Sunday, February 26, 2006
I'll never forget that day (as told by Gertie)
Photo shows: Gertie Denenberg
It was early in April 1945. Our enemies had been defeated. Thank God the War was drawing to a close.
During those momentous years my large close family of siblings had been scattered, each of them living out their own wartime drama.
All five brothers, and five brothers-in-law, including my husband, had fought in the Forces overseas, and all had mercifully come through, although not entirely unscathed.
On that day I’ll never forget, I travelled up to London by train to meet my father for lunch, something we tried to do now and again, however difficult it was in those uncertain times. I noticed at once that he looked pale and ill, not at all his robust self.
To my horror he began to shake; his whole body shook, his face, his hands trembled.
Tears streamed down his cheeks as he told me in a broken voice that my beloved older brother Jack, 33 year old Sgt. Air Gunner had been shot down three weeks earlier in what proved to be the last raid of the War over Germany, and posted as “Missing, believed killed”. I asked shakily: “Mum, does she know?” And my poor father faltered, a broken man, “I can’t tell her – I think she guesses, but I can’t bring myself to tell her”.
I had no words with which to comfort him, and I had to return home to my little girl, my mind in turmoil.
Dazed with shock, I was torn with pity for Jack’s young wife. Left with two children, a girl of ten and a boy of five. I found myself wandering the streets near Liverpool Street Station, reliving in my thoughts all the pain and hardship of my own wartime experiences. The bombing, the recent tragic loss of my baby son, my husband’s wounding in Normandy, and now, at this eleventh hour, when we thought all our dear ones had survived, to be dealt this terrible blow!
We had all felt, as a family that our partings and privations had been for a worthwhile cause – now I asked myself, had it all been for nothing?
And then, at that moment, like a miracle, I saw him, my brother Jack, across the street. How wonderful, it had all been some terrible mistake – he was alive – I was so happy as I raced across the road to tug at the sleeve of the slim young man in air-force blue. I looked up into his face, laughing in my joy – and it wasn’t him – it wasn’t his face!
Embarrassed, heartbroken, confused, I stammered out my excuses. I was to suffer these fantasies for a long time, seeing my brother in every young man in uniform, having to stop myself running up to them.
Until the Red Cross located his grave, and we knew for sure that he was dead, shot at while parachuting down from his burning plane.
Jack lies buried in a War Cemetery near Durnbach, where after the War our family members said 'Kadish', the memorial prayer, over his grave, with its Shield of David on the headstone.
I end this story on a happier note.
Last month in the 1997 Queen’s Birthday Honours List, Jack’s son, that fatherless little boy, Dr Michael Goldstein, now risen to the high rank in life of Vice Chancellor of Coventry University, was awarded the C.B.E. for his services to the Higher Education.
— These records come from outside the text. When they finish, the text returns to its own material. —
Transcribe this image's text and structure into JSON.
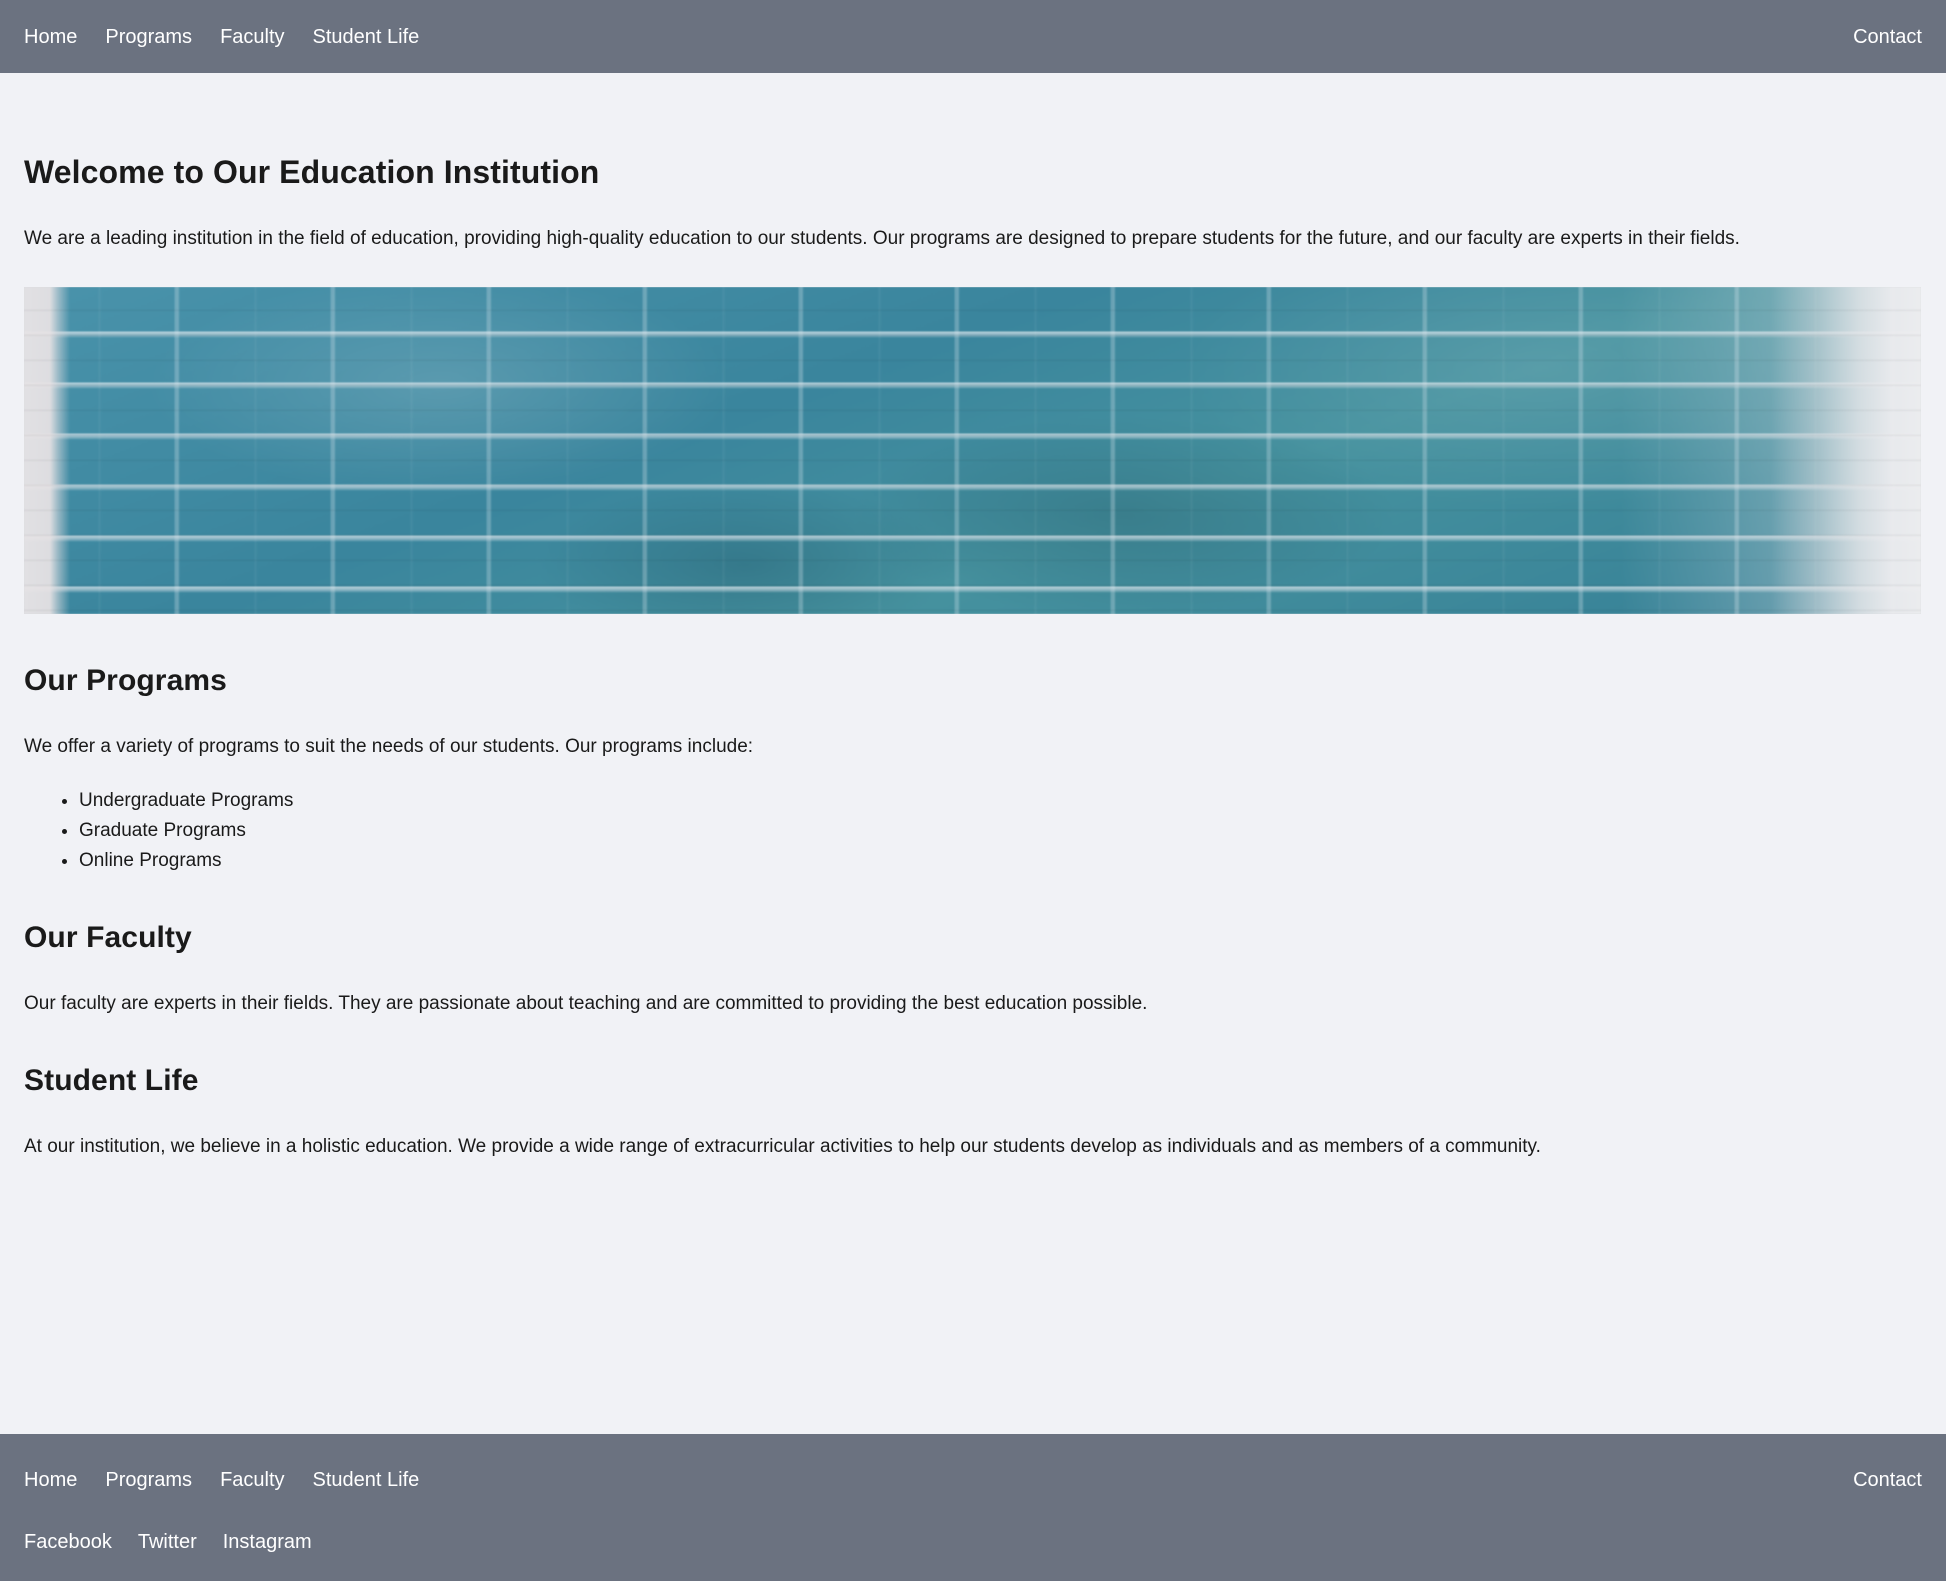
{
  "theme": {
    "bar_color": "#6b7280",
    "page_background": "#f1f2f6",
    "text_color": "#1a1a1a",
    "bar_text_color": "#ffffff",
    "hero_image_accent": "#3f8ca6"
  },
  "navbar": {
    "links": [
      {
        "label": "Home"
      },
      {
        "label": "Programs"
      },
      {
        "label": "Faculty"
      },
      {
        "label": "Student Life"
      }
    ],
    "contact_label": "Contact"
  },
  "main": {
    "hero": {
      "title": "Welcome to Our Education Institution",
      "intro": "We are a leading institution in the field of education, providing high-quality education to our students. Our programs are designed to prepare students for the future, and our faculty are experts in their fields.",
      "image_alt": "teal painted brick wall"
    },
    "programs": {
      "title": "Our Programs",
      "intro": "We offer a variety of programs to suit the needs of our students. Our programs include:",
      "items": [
        "Undergraduate Programs",
        "Graduate Programs",
        "Online Programs"
      ]
    },
    "faculty": {
      "title": "Our Faculty",
      "body": "Our faculty are experts in their fields. They are passionate about teaching and are committed to providing the best education possible."
    },
    "student_life": {
      "title": "Student Life",
      "body": "At our institution, we believe in a holistic education. We provide a wide range of extracurricular activities to help our students develop as individuals and as members of a community."
    }
  },
  "footer": {
    "links": [
      {
        "label": "Home"
      },
      {
        "label": "Programs"
      },
      {
        "label": "Faculty"
      },
      {
        "label": "Student Life"
      }
    ],
    "contact_label": "Contact",
    "social": [
      {
        "label": "Facebook"
      },
      {
        "label": "Twitter"
      },
      {
        "label": "Instagram"
      }
    ]
  }
}
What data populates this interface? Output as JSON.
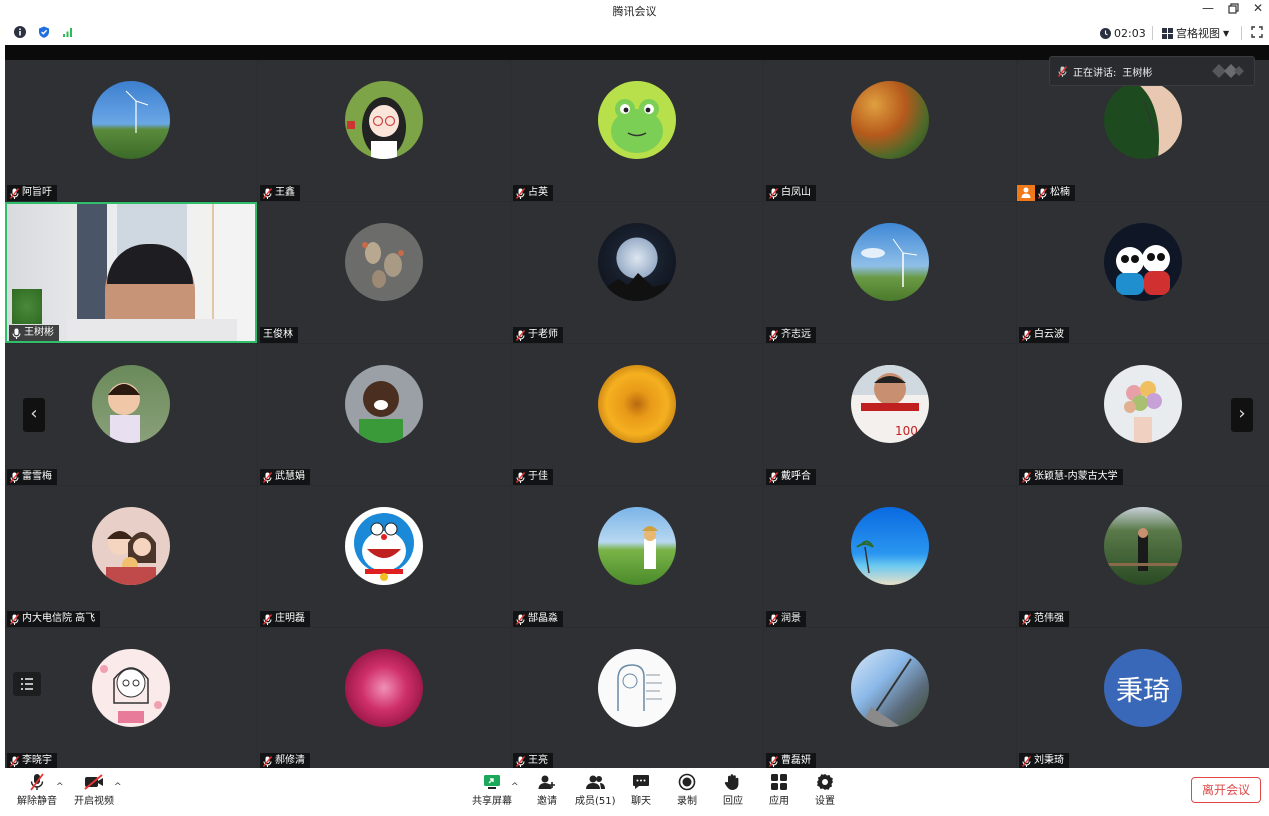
{
  "window": {
    "title": "腾讯会议"
  },
  "topbar": {
    "timer": "02:03",
    "view_label": "宫格视图"
  },
  "speaker": {
    "label": "正在讲话:",
    "name": "王树彬"
  },
  "tiles": [
    {
      "name": "阿旨吁"
    },
    {
      "name": "王鑫"
    },
    {
      "name": "占英"
    },
    {
      "name": "白凤山"
    },
    {
      "name": "松楠"
    },
    {
      "name": "王树彬"
    },
    {
      "name": "王俊林"
    },
    {
      "name": "于老师"
    },
    {
      "name": "齐志远"
    },
    {
      "name": "白云波"
    },
    {
      "name": "雷雪梅"
    },
    {
      "name": "武慧娟"
    },
    {
      "name": "于佳"
    },
    {
      "name": "戴呼合"
    },
    {
      "name": "张颖慧-内蒙古大学"
    },
    {
      "name": "内大电信院  高飞"
    },
    {
      "name": "庄明磊"
    },
    {
      "name": "郜晶淼"
    },
    {
      "name": "润景"
    },
    {
      "name": "范伟强"
    },
    {
      "name": "李晓宇"
    },
    {
      "name": "郝修清"
    },
    {
      "name": "王亮"
    },
    {
      "name": "曹磊妍"
    },
    {
      "name": "刘秉琦",
      "initials": "秉琦"
    }
  ],
  "toolbar": {
    "unmute": "解除静音",
    "start_video": "开启视频",
    "share_screen": "共享屏幕",
    "invite": "邀请",
    "members": "成员(51)",
    "chat": "聊天",
    "record": "录制",
    "reactions": "回应",
    "apps": "应用",
    "settings": "设置",
    "leave": "离开会议"
  },
  "colors": {
    "accent_green": "#2fbf6b",
    "leave_red": "#e04848",
    "tile_bg": "#2f3034",
    "initials_bg": "#3a68b8"
  }
}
Michael is a great, yet modest man, His sister Leila is a dedicated social worker who cares lovingly for her now ailing mother.
Jack – your sacrifice was not in vain. You did not grow old as we who are left grow old, but your noble spirit lives on in the lives of your children.
This is my tribute to your memory.